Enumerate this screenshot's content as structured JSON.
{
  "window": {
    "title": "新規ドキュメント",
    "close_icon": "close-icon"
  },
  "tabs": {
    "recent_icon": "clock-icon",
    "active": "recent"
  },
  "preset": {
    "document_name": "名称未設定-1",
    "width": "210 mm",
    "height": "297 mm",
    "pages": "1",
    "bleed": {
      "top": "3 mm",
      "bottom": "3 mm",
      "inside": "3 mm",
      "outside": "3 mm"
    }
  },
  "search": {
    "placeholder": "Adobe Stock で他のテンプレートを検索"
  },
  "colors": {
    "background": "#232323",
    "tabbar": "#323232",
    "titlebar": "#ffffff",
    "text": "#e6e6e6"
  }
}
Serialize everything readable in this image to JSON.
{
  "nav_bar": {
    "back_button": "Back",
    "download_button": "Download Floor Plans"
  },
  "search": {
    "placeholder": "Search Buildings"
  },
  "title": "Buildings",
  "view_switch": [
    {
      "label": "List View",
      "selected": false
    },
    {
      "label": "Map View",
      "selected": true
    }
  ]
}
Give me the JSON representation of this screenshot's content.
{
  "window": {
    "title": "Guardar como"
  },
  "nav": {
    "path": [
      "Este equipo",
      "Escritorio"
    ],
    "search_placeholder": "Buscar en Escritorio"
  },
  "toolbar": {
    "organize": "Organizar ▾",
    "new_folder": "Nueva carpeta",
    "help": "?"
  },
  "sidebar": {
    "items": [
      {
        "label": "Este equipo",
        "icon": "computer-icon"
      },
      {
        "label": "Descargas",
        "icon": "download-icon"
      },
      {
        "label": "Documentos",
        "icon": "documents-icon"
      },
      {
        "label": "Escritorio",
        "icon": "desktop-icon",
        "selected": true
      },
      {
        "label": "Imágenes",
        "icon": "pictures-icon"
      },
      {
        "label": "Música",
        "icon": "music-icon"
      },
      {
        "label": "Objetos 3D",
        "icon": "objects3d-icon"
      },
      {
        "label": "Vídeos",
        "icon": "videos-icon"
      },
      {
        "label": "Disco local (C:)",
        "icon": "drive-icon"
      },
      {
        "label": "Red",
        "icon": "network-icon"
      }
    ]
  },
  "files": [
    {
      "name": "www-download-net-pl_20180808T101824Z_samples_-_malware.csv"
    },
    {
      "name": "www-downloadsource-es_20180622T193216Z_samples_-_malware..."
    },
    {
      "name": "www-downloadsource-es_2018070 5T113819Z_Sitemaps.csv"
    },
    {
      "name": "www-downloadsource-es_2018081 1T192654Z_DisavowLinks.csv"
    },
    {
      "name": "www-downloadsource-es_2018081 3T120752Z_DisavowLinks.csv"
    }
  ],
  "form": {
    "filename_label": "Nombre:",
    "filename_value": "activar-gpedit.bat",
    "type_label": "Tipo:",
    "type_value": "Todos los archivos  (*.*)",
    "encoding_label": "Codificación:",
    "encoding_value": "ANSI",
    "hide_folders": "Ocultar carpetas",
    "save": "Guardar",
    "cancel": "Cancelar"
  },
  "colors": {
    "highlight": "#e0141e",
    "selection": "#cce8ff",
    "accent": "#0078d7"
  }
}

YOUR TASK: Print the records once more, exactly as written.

ANSWER FOR THE TASK:
Enumerate this screenshot's content as structured JSON.
{
  "window": {
    "title": "新規ドキュメント",
    "close_icon": "close-icon"
  },
  "tabs": {
    "recent_icon": "clock-icon",
    "active": "recent"
  },
  "preset": {
    "document_name": "名称未設定-1",
    "width": "210 mm",
    "height": "297 mm",
    "pages": "1",
    "bleed": {
      "top": "3 mm",
      "bottom": "3 mm",
      "inside": "3 mm",
      "outside": "3 mm"
    }
  },
  "search": {
    "placeholder": "Adobe Stock で他のテンプレートを検索"
  },
  "colors": {
    "background": "#232323",
    "tabbar": "#323232",
    "titlebar": "#ffffff",
    "text": "#e6e6e6"
  }
}
Serialize everything readable in this image to JSON.
{
  "nav_bar": {
    "back_button": "Back",
    "download_button": "Download Floor Plans"
  },
  "search": {
    "placeholder": "Search Buildings"
  },
  "title": "Buildings",
  "view_switch": [
    {
      "label": "List View",
      "selected": false
    },
    {
      "label": "Map View",
      "selected": true
    }
  ]
}
Give me the JSON representation of this screenshot's content.
{
  "window": {
    "title": "Guardar como"
  },
  "nav": {
    "path": [
      "Este equipo",
      "Escritorio"
    ],
    "search_placeholder": "Buscar en Escritorio"
  },
  "toolbar": {
    "organize": "Organizar ▾",
    "new_folder": "Nueva carpeta",
    "help": "?"
  },
  "sidebar": {
    "items": [
      {
        "label": "Este equipo",
        "icon": "computer-icon"
      },
      {
        "label": "Descargas",
        "icon": "download-icon"
      },
      {
        "label": "Documentos",
        "icon": "documents-icon"
      },
      {
        "label": "Escritorio",
        "icon": "desktop-icon",
        "selected": true
      },
      {
        "label": "Imágenes",
        "icon": "pictures-icon"
      },
      {
        "label": "Música",
        "icon": "music-icon"
      },
      {
        "label": "Objetos 3D",
        "icon": "objects3d-icon"
      },
      {
        "label": "Vídeos",
        "icon": "videos-icon"
      },
      {
        "label": "Disco local (C:)",
        "icon": "drive-icon"
      },
      {
        "label": "Red",
        "icon": "network-icon"
      }
    ]
  },
  "files": [
    {
      "name": "www-download-net-pl_20180808T101824Z_samples_-_malware.csv"
    },
    {
      "name": "www-downloadsource-es_20180622T193216Z_samples_-_malware..."
    },
    {
      "name": "www-downloadsource-es_2018070 5T113819Z_Sitemaps.csv"
    },
    {
      "name": "www-downloadsource-es_2018081 1T192654Z_DisavowLinks.csv"
    },
    {
      "name": "www-downloadsource-es_2018081 3T120752Z_DisavowLinks.csv"
    }
  ],
  "form": {
    "filename_label": "Nombre:",
    "filename_value": "activar-gpedit.bat",
    "type_label": "Tipo:",
    "type_value": "Todos los archivos  (*.*)",
    "encoding_label": "Codificación:",
    "encoding_value": "ANSI",
    "hide_folders": "Ocultar carpetas",
    "save": "Guardar",
    "cancel": "Cancelar"
  },
  "colors": {
    "highlight": "#e0141e",
    "selection": "#cce8ff",
    "accent": "#0078d7"
  }
}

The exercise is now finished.